#### TASK STATEMENT:
The answer must reproduce the listing exactly, with every picture left out.

(AVAILABLE RECORDS begins)

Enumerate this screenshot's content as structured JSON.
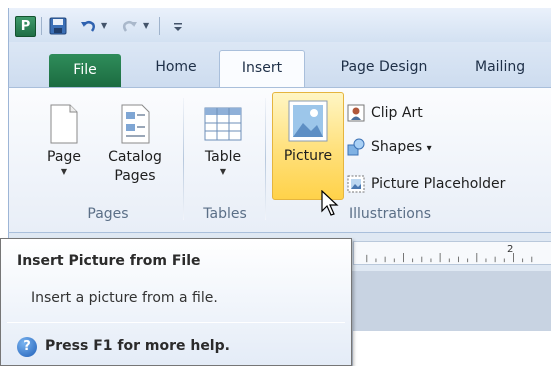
{
  "app": {
    "logo_letter": "P",
    "accent_green": "#1f7a4a"
  },
  "qat": {
    "icons": [
      "publisher-logo-icon",
      "save-icon",
      "undo-icon",
      "redo-icon",
      "customize-qat-icon"
    ]
  },
  "tabs": [
    {
      "id": "file",
      "label": "File"
    },
    {
      "id": "home",
      "label": "Home"
    },
    {
      "id": "insert",
      "label": "Insert",
      "active": true
    },
    {
      "id": "page-design",
      "label": "Page Design"
    },
    {
      "id": "mailings",
      "label": "Mailing"
    }
  ],
  "ribbon": {
    "pages_group": {
      "label": "Pages",
      "page_button": "Page",
      "catalog_button_line1": "Catalog",
      "catalog_button_line2": "Pages"
    },
    "tables_group": {
      "label": "Tables",
      "table_button": "Table"
    },
    "illustrations_group": {
      "label": "Illustrations",
      "picture_button": "Picture",
      "clipart_button": "Clip Art",
      "shapes_button": "Shapes",
      "shapes_arrow": "▾",
      "placeholder_button": "Picture Placeholder"
    }
  },
  "ruler": {
    "visible_number": "2"
  },
  "tooltip": {
    "title": "Insert Picture from File",
    "description": "Insert a picture from a file.",
    "help_glyph": "?",
    "help_text": "Press F1 for more help."
  }
}
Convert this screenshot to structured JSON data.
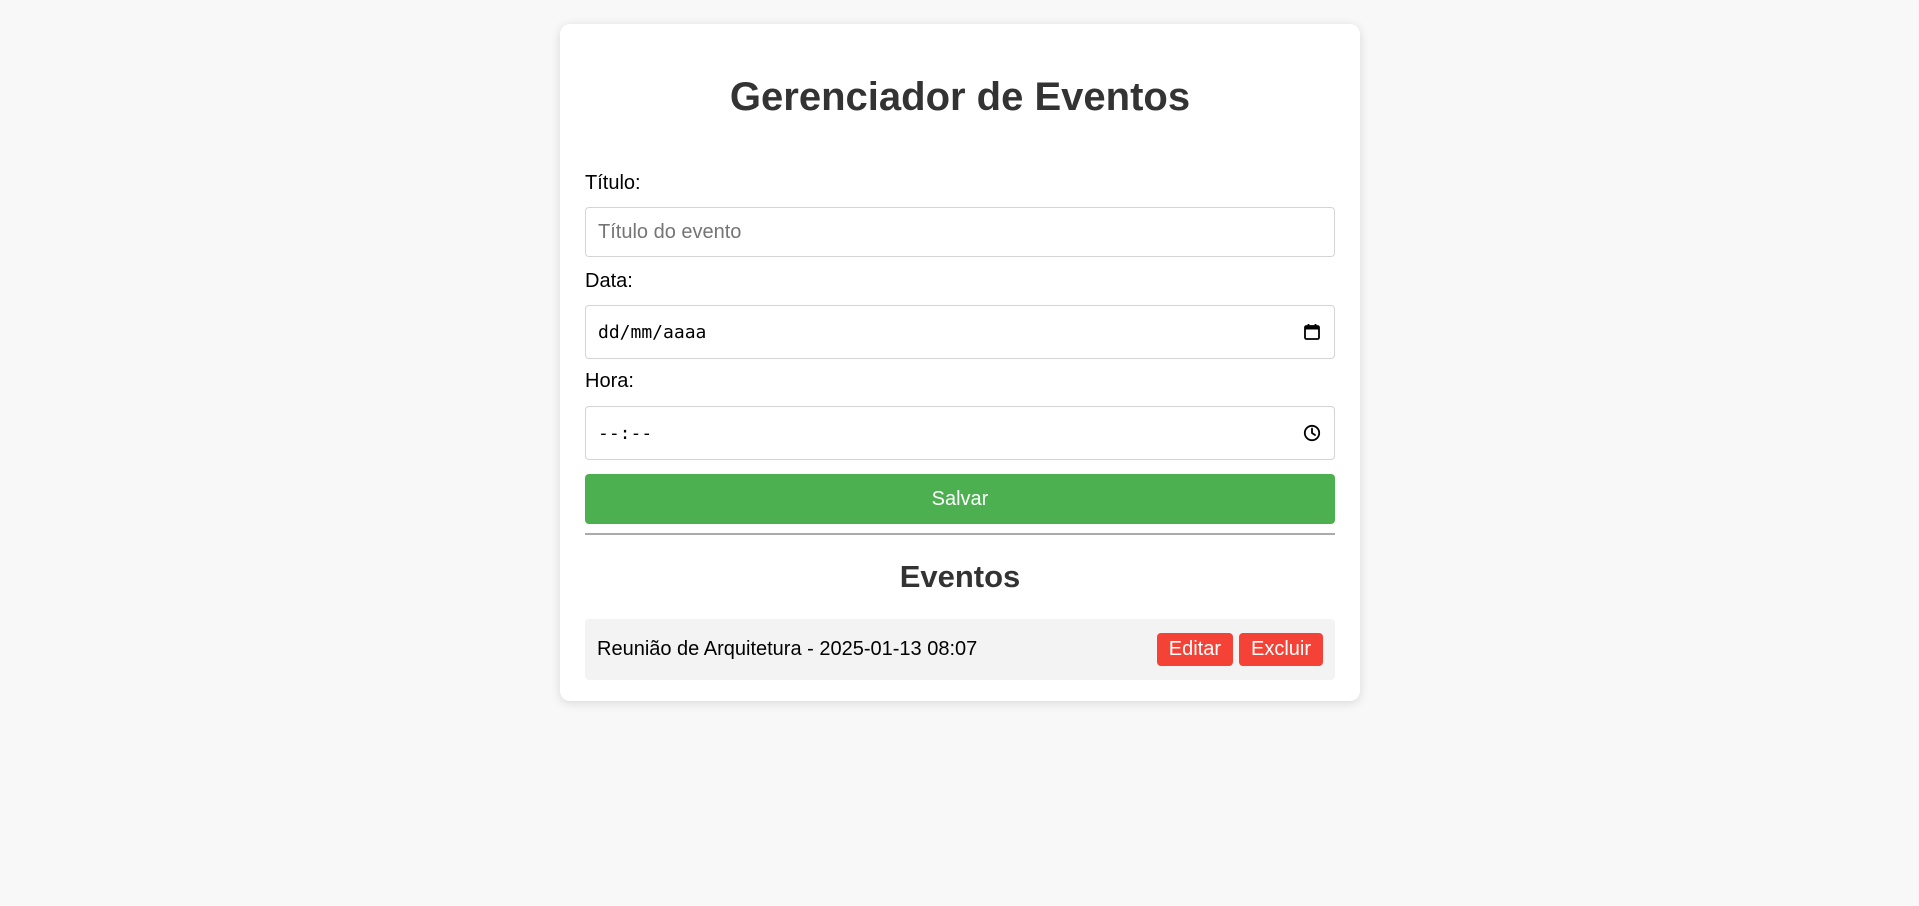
{
  "header": {
    "title": "Gerenciador de Eventos"
  },
  "form": {
    "title_label": "Título:",
    "title_placeholder": "Título do evento",
    "title_value": "",
    "date_label": "Data:",
    "date_value": "dd/mm/aaaa",
    "date_icon": "calendar-icon",
    "time_label": "Hora:",
    "time_value": "--:--",
    "time_icon": "clock-icon",
    "save_label": "Salvar"
  },
  "events": {
    "heading": "Eventos",
    "items": [
      {
        "text": "Reunião de Arquitetura - 2025-01-13 08:07",
        "edit_label": "Editar",
        "delete_label": "Excluir"
      }
    ]
  },
  "colors": {
    "background": "#f8f8f8",
    "card": "#ffffff",
    "title": "#333333",
    "save_button": "#4caf50",
    "action_button": "#f44336",
    "event_row": "#f3f3f3"
  }
}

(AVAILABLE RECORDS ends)

#### RESULT OF THE TASK:
Enumerate this screenshot's content as structured JSON.
{
  "app": {
    "logo_letter": "P",
    "accent_green": "#1f7a4a"
  },
  "qat": {
    "icons": [
      "publisher-logo-icon",
      "save-icon",
      "undo-icon",
      "redo-icon",
      "customize-qat-icon"
    ]
  },
  "tabs": [
    {
      "id": "file",
      "label": "File"
    },
    {
      "id": "home",
      "label": "Home"
    },
    {
      "id": "insert",
      "label": "Insert",
      "active": true
    },
    {
      "id": "page-design",
      "label": "Page Design"
    },
    {
      "id": "mailings",
      "label": "Mailing"
    }
  ],
  "ribbon": {
    "pages_group": {
      "label": "Pages",
      "page_button": "Page",
      "catalog_button_line1": "Catalog",
      "catalog_button_line2": "Pages"
    },
    "tables_group": {
      "label": "Tables",
      "table_button": "Table"
    },
    "illustrations_group": {
      "label": "Illustrations",
      "picture_button": "Picture",
      "clipart_button": "Clip Art",
      "shapes_button": "Shapes",
      "shapes_arrow": "▾",
      "placeholder_button": "Picture Placeholder"
    }
  },
  "ruler": {
    "visible_number": "2"
  },
  "tooltip": {
    "title": "Insert Picture from File",
    "description": "Insert a picture from a file.",
    "help_glyph": "?",
    "help_text": "Press F1 for more help."
  }
}
Convert this screenshot to structured JSON data.
{
  "header": {
    "title": "Gerenciador de Eventos"
  },
  "form": {
    "title_label": "Título:",
    "title_placeholder": "Título do evento",
    "title_value": "",
    "date_label": "Data:",
    "date_value": "dd/mm/aaaa",
    "date_icon": "calendar-icon",
    "time_label": "Hora:",
    "time_value": "--:--",
    "time_icon": "clock-icon",
    "save_label": "Salvar"
  },
  "events": {
    "heading": "Eventos",
    "items": [
      {
        "text": "Reunião de Arquitetura - 2025-01-13 08:07",
        "edit_label": "Editar",
        "delete_label": "Excluir"
      }
    ]
  },
  "colors": {
    "background": "#f8f8f8",
    "card": "#ffffff",
    "title": "#333333",
    "save_button": "#4caf50",
    "action_button": "#f44336",
    "event_row": "#f3f3f3"
  }
}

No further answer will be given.